Landeshauptstadt Dresden - 15.06.2015 16:26:31 Uhr 22.09.2019 13:09:23 Uhr

Theatre in Dresden

Regular performances by travelling theatre groups in Dresden are documented back into the 16th century. On occasions they also played for the Saxon court, though it was opera which dominated here.
In the 18th century, Caroline Neuber, the »mother of German theatre«, worked in Dresden.
In the first half of the 19th century, the State Theatre founded in 1814 was the determining factor in the city's theatre scene, with directors such as Ludwig Tieck and Karl Gutzkow. Further highlights in Dresden's theatre history were the performances of works by contemporary dramatists such as Ibsen, Strindberg, Wilde and Schnitzler around 1900.

After the First World War, the Alberttheater under Count von Seebach became an important venue for expressionist theatre. Literary works by Walter Hasenclever and Oskar Kokoschka, who lived in Dresden, and by Friedrich Wolff and Reinhard Goering influenced theatre all over Germany.

Dresden's theatres all lay in ruins at the end of the Second World War. Nevertheless, the first performances were put on already in July 1945, and the rebuilt Schauspielhaus theatre was opened again in 1948.

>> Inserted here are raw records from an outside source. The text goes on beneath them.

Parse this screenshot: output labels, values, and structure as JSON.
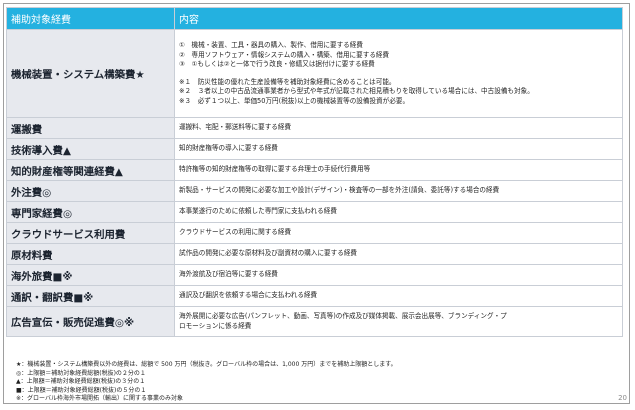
{
  "header": {
    "col1": "補助対象経費",
    "col2": "内容"
  },
  "rows": [
    {
      "category": "機械装置・システム構築費★",
      "lines": [
        "①　機械・装置、工具・器具の購入、製作、借用に要する経費",
        "②　専用ソフトウェア・情報システムの購入・構築、借用に要する経費",
        "③　①もしくは②と一体で行う改良・修繕又は据付けに要する経費"
      ],
      "notes": [
        "※１　防災性能の優れた生産設備等を補助対象経費に含めることは可能。",
        "※２　３者以上の中古品流通事業者から型式や年式が記載された相見積もりを取得している場合には、中古設備も対象。",
        "※３　必ず１つ以上、単価50万円(税抜)以上の機械装置等の設備投資が必要。"
      ]
    },
    {
      "category": "運搬費",
      "lines": [
        "運搬料、宅配・郵送料等に要する経費"
      ]
    },
    {
      "category": "技術導入費▲",
      "lines": [
        "知的財産権等の導入に要する経費"
      ]
    },
    {
      "category": "知的財産権等関連経費▲",
      "lines": [
        "特許権等の知的財産権等の取得に要する弁理士の手続代行費用等"
      ]
    },
    {
      "category": "外注費◎",
      "lines": [
        "新製品・サービスの開発に必要な加工や設計(デザイン)・検査等の一部を外注(請負、委託等)する場合の経費"
      ]
    },
    {
      "category": "専門家経費◎",
      "lines": [
        "本事業遂行のために依頼した専門家に支払われる経費"
      ]
    },
    {
      "category": "クラウドサービス利用費",
      "lines": [
        "クラウドサービスの利用に関する経費"
      ]
    },
    {
      "category": "原材料費",
      "lines": [
        "試作品の開発に必要な原材料及び副資材の購入に要する経費"
      ]
    },
    {
      "category": "海外旅費■※",
      "lines": [
        "海外渡航及び宿泊等に要する経費"
      ]
    },
    {
      "category": "通訳・翻訳費■※",
      "lines": [
        "通訳及び翻訳を依頼する場合に支払われる経費"
      ]
    },
    {
      "category": "広告宣伝・販売促進費◎※",
      "lines": [
        "海外展開に必要な広告(パンフレット、動画、写真等)の作成及び媒体掲載、展示会出展等、ブランディング・プ",
        "ロモーションに係る経費"
      ]
    }
  ],
  "footnotes": [
    "★：機械装置・システム構築費以外の経費は、総額で 500 万円（税抜き。グローバル枠の場合は、1,000 万円）までを補助上限額とします。",
    "◎：上限額＝補助対象経費総額(税抜)の２分の１",
    "▲：上限額＝補助対象経費総額(税抜)の３分の１",
    "■：上限額＝補助対象経費総額(税抜)の５分の１",
    "※：グローバル枠海外市場開拓（輸出）に関する事業のみ対象"
  ],
  "page_number": "20",
  "colors": {
    "header_bg": "#24b1e0",
    "category_bg": "#e7e9ee",
    "border": "#c9ced6"
  }
}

During the GDR years, dependable repertoire theatre dominated, whereby highlights were set with premieres by Peter Hacks in the 1970s and with Wolfgang Engel's 1980s productions of works by Heiner Müller.

In the period immediately prior to the 1989 revolution, the theatre brought explosive political allegories to the stage – still today legendary: »The Knights of the Round Table« by Christoph Hein.